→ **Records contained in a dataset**
******
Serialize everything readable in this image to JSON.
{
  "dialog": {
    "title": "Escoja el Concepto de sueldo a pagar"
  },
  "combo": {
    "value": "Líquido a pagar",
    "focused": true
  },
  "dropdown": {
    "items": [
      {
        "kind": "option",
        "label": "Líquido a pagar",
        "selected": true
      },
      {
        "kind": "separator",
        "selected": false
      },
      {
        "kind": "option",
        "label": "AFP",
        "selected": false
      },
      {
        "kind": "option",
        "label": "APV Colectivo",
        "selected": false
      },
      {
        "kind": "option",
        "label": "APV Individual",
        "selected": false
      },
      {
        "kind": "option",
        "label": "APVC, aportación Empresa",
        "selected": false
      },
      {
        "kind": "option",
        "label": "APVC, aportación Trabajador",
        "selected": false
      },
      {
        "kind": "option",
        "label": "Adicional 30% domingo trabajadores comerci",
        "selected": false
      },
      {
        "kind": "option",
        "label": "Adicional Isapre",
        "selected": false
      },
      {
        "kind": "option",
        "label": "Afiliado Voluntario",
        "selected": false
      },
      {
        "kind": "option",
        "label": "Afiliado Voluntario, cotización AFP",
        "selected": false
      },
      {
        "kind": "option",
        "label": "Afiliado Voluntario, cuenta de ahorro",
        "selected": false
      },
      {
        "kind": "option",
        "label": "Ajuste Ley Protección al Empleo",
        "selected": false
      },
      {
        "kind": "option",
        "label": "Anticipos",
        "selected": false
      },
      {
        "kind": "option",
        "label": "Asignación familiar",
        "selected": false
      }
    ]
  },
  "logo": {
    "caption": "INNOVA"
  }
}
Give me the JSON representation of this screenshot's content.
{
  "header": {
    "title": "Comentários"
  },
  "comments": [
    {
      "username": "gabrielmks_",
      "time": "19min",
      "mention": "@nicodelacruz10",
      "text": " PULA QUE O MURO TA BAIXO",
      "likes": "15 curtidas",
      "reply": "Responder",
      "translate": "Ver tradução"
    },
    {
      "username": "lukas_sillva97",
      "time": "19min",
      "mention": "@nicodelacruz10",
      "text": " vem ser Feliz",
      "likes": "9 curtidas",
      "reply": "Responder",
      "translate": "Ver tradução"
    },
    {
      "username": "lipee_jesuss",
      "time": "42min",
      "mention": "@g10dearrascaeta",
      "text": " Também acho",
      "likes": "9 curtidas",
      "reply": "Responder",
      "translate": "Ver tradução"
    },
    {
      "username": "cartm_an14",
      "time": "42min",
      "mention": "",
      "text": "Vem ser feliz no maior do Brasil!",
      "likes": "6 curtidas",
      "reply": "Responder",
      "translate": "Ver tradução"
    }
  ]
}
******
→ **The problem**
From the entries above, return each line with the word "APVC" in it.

→ **Response**
        "label": "APVC, aportación Empresa",
        "label": "APVC, aportación Trabajador",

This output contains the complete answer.